I had the great honor recently to be invited to speak to a class at my alma mater (the LEEP Program at the University of Illinois). The Instruction class, taught by Melissa Wong, was finishing up their work and had myself and Chad Kahl of Illinois State University dialed in for a little Q & A on the realities of instruction in academic libraries. I was definitely filling the â€œnew guyâ€ role, as Chadâ€™s program at ISU has already reached the kinds of goals weâ€™re still trying to aim for here at Norwich. But Iâ€™m fine playing the rookie, since Iâ€™m not too far removed from library school myself, and it has caused me (like Brett Bonfield recently) to marvel at what a long, strange year of transition itâ€™s been.
The discussion varied from Chad and I each describing the kind of instruction we do and the programs at our schools, to the things weâ€™ve learned along the way and our humorous anecdotes/war stories. We had questions on how we found ourselves in the profession, how we stay active and involved, and also what we enjoyed best about library school. The best question we received was asking the opposite, however: what was found to be missing from our library school experience as we moved into professional jobs?
The various thorny issues regarding the academic environment kept coming up as Chad and I each outlined our experiences in providing information literacy instruction at our separate institutions, but this question gave us the opportunity to speak directly to the fact that neither of us had a class that helped provide some kind of general academic library overview. We then got talking about what that class would look like, and about what aspects of working in academic libraries arenâ€™t really covered in most library school classes. The scholarly publishing and research aspect should be covered a little by just being in a graduate-level program, and I personally learned a lot about how academic libraries work by just having a non-professional job at one while in school, so we returned to one main issue: working with faculty. We agreed that trying to make inroads with faculty regarding your instructional services and resources was one of the hardest parts of our jobs, and the part we were the least prepared for coming out of school. I remarked that when I started last fall I had assumed that I would be announced as the new Humanities Department Liaison, and then friendly faculty from the department would drop by the library to introduce themselves and chat about what kind of research help they and their students would need, possibly even taking me out to lunch after weâ€™d been talking too long in my office. LOL, indeed.
Chad and I agreed that just having a few champions of library services can go a long way, but that being an effective academic librarian requires a lot of hard work in making your case with faculty again and again. Iâ€™ve learned, as simple as it sounds, that you really have to think about where theyâ€™re coming from and whatâ€™s important to them, and these are things that Iâ€™ve had to learn on the job and in the moment. Iâ€™m not certain that a library school class could be as effective as work experience, but it would be very valuable to incoming academic librarians to have more of a background in how the university environment functions (administration issues, inter- and intra-departmental issues, research versus teaching, budgets, faculty assumptions, campus hierarchy, etc.), as well as how librarians fit into the picture. Admittedly, the environment isnâ€™t the same everywhere, but itâ€™s a strange world that you will be thrust into at a whole new level (I worked in an academic library for almost four years but have a completely new perspective now that Iâ€™m a full capital-L Librarian) very quickly after graduation.

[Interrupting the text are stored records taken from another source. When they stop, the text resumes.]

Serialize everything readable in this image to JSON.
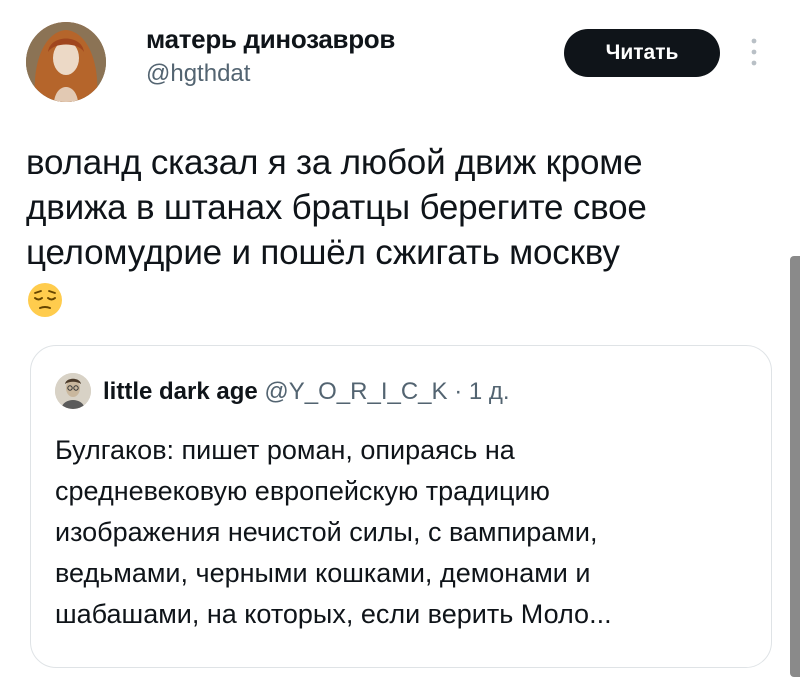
{
  "author": {
    "name": "матерь динозавров",
    "handle": "@hgthdat"
  },
  "follow_button": {
    "label": "Читать"
  },
  "more_icon": "vertical-ellipsis",
  "tweet": {
    "lines": [
      "воланд сказал я за любой движ кроме",
      "движа в штанах братцы берегите свое",
      "целомудрие и пошёл сжигать москву"
    ],
    "emoji": "pensive-face"
  },
  "quote": {
    "name": "little dark age",
    "handle": "@Y_O_R_I_C_K",
    "separator": "·",
    "time": "1 д.",
    "lines": [
      "Булгаков: пишет роман, опираясь на",
      "средневековую европейскую традицию",
      "изображения нечистой силы, с вампирами,",
      "ведьмами, черными кошками, демонами и",
      "шабашами, на которых, если верить Моло..."
    ]
  },
  "colors": {
    "text": "#0f1419",
    "secondary": "#536471",
    "button_bg": "#0f1419",
    "border": "#dfe3e6",
    "scrollbar": "#8a8a8a"
  }
}
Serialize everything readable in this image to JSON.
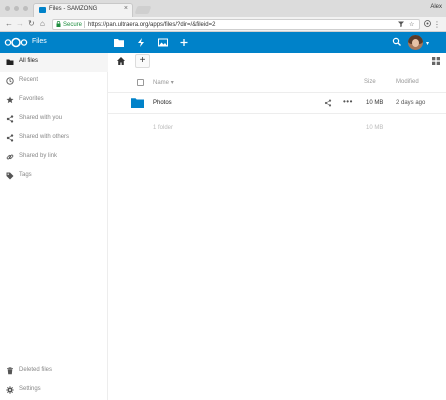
{
  "browser": {
    "tab_title": "Files - SAMZONG",
    "tab_close": "×",
    "user_name": "Alex",
    "secure_label": "Secure",
    "url": "https://pan.ultraera.org/apps/files/?dir=/&fileid=2",
    "back": "←",
    "forward": "→",
    "reload": "↻",
    "home": "⌂",
    "menu": "⋮"
  },
  "header": {
    "app_name": "Files",
    "brand_color": "#0082c9",
    "apps": [
      "files-icon",
      "activity-icon",
      "gallery-icon",
      "add-app-icon"
    ]
  },
  "sidebar": {
    "items": [
      {
        "label": "All files",
        "icon": "folder-icon",
        "active": true
      },
      {
        "label": "Recent",
        "icon": "clock-icon"
      },
      {
        "label": "Favorites",
        "icon": "star-icon"
      },
      {
        "label": "Shared with you",
        "icon": "share-icon"
      },
      {
        "label": "Shared with others",
        "icon": "share-icon"
      },
      {
        "label": "Shared by link",
        "icon": "link-icon"
      },
      {
        "label": "Tags",
        "icon": "tag-icon"
      }
    ],
    "bottom": [
      {
        "label": "Deleted files",
        "icon": "trash-icon"
      },
      {
        "label": "Settings",
        "icon": "gear-icon"
      }
    ]
  },
  "main": {
    "add_label": "+",
    "columns": {
      "name": "Name",
      "sort_indicator": "▾",
      "size": "Size",
      "modified": "Modified"
    },
    "files": [
      {
        "name": "Photos",
        "size": "10 MB",
        "modified": "2 days ago",
        "type": "folder"
      }
    ],
    "summary": {
      "count": "1 folder",
      "size": "10 MB"
    },
    "more_label": "•••"
  }
}
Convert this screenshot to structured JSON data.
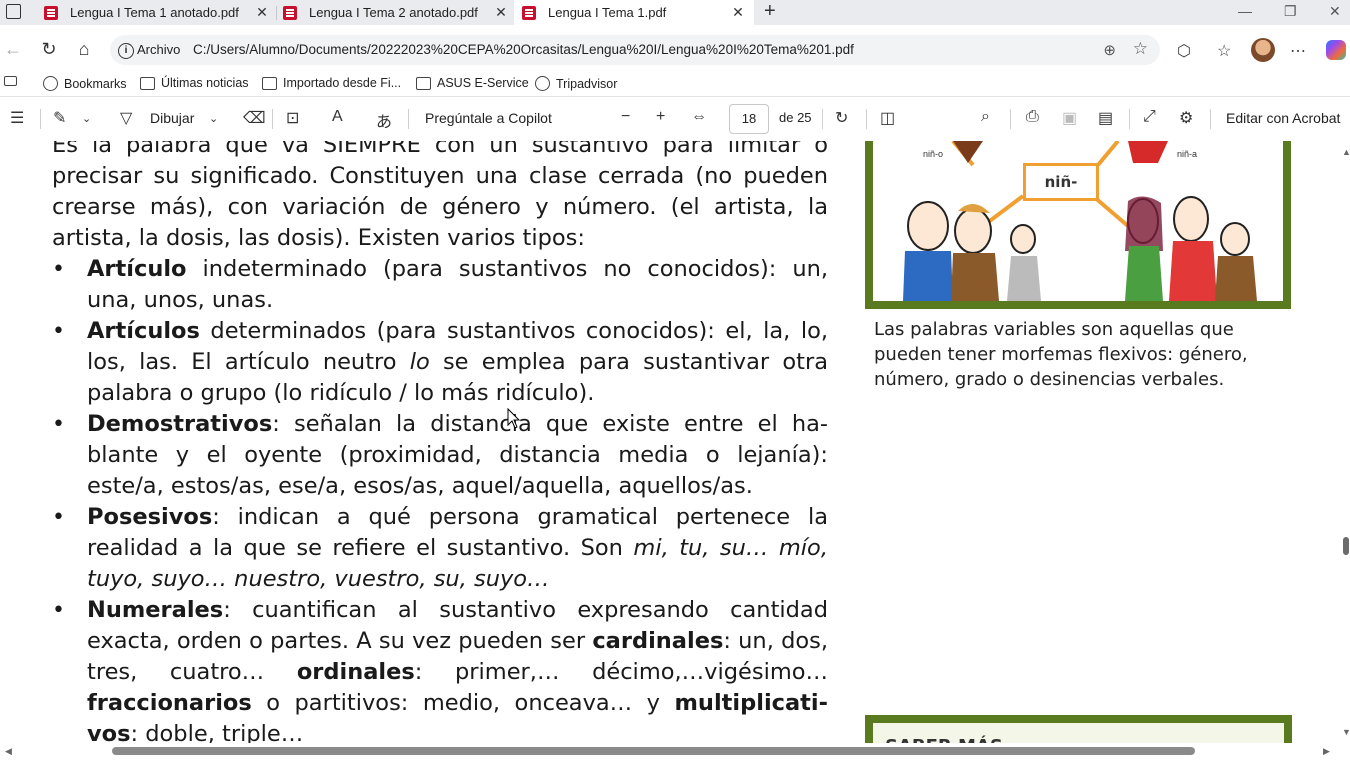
{
  "tabs": [
    {
      "label": "Lengua I Tema 1 anotado.pdf",
      "active": false
    },
    {
      "label": "Lengua I Tema 2 anotado.pdf",
      "active": false
    },
    {
      "label": "Lengua I Tema 1.pdf",
      "active": true
    }
  ],
  "address": {
    "label": "Archivo",
    "url": "C:/Users/Alumno/Documents/20222023%20CEPA%20Orcasitas/Lengua%20I/Lengua%20I%20Tema%201.pdf"
  },
  "bookmarks": [
    {
      "label": "Bookmarks",
      "icon": "globe-icon"
    },
    {
      "label": "Últimas noticias",
      "icon": "folder-icon"
    },
    {
      "label": "Importado desde Fi...",
      "icon": "folder-icon"
    },
    {
      "label": "ASUS E-Service",
      "icon": "folder-icon"
    },
    {
      "label": "Tripadvisor",
      "icon": "globe-icon"
    }
  ],
  "pdf_toolbar": {
    "draw_label": "Dibujar",
    "copilot_label": "Pregúntale a Copilot",
    "page_current": "18",
    "page_total": "de 25",
    "acrobat_label": "Editar con Acrobat"
  },
  "document": {
    "intro": "Es la palabra que va SIEMPRE con un sustantivo para limitar o precisar su significado. Constituyen una clase cerrada (no pueden crearse más), con variación de género y número. (el artista, la artista, la dosis, las dosis). Existen varios tipos:",
    "items": [
      {
        "term": "Artículo",
        "text": " indeterminado (para sustantivos no conocidos): un, una, unos, unas."
      },
      {
        "term": "Artículos",
        "text": " determinados (para sustantivos conocidos): el, la, lo, los, las. El artículo neutro ",
        "italic": "lo",
        "text2": " se emplea para sustantivar otra palabra o grupo (lo ridículo / lo más ridículo)."
      },
      {
        "term": "Demostrativos",
        "text": ": señalan la distancia que existe entre el ha-blante y el oyente (proximidad, distancia media o lejanía): este/a, estos/as, ese/a, esos/as, aquel/aquella, aquellos/as."
      },
      {
        "term": "Posesivos",
        "text": ": indican a qué persona gramatical pertenece la realidad a la que se refiere el sustantivo. Son ",
        "italic": "mi, tu, su… mío, tuyo, suyo… nuestro, vuestro, su, suyo…"
      },
      {
        "term": "Numerales",
        "text": ": cuantifican al sustantivo expresando cantidad exacta, orden o partes. A su vez pueden ser ",
        "b1": "cardinales",
        "t1": ": un, dos, tres, cuatro… ",
        "b2": "ordinales",
        "t2": ": primer,… décimo,…vigésimo… ",
        "b3": "fraccionarios",
        "t3": " o partitivos: medio, onceava… y ",
        "b4": "multiplicati-vos",
        "t4": ": doble, triple…"
      }
    ],
    "illustration": {
      "center_label": "niñ-",
      "left_tag": "niñ-o",
      "right_tag": "niñ-a"
    },
    "caption": "Las palabras variables son aquellas que pueden tener morfemas flexivos: género, número, grado o desinencias verbales.",
    "box_title": "SABER MÁS"
  }
}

So, yes, itâ€™s been a very fast and full first year for me. I wished the class good luck on their job searches, thankful that Iâ€™m through that uncertain phase and facing other challenges, including now serving on a search committee myself. And, I’ve got some faculty I need to sit down with before they disappear for the summer. I may get in a few more cracks before next fallâ€™s crop of new academic librarian bloggers starts in, but thanks for reading if this is my final post.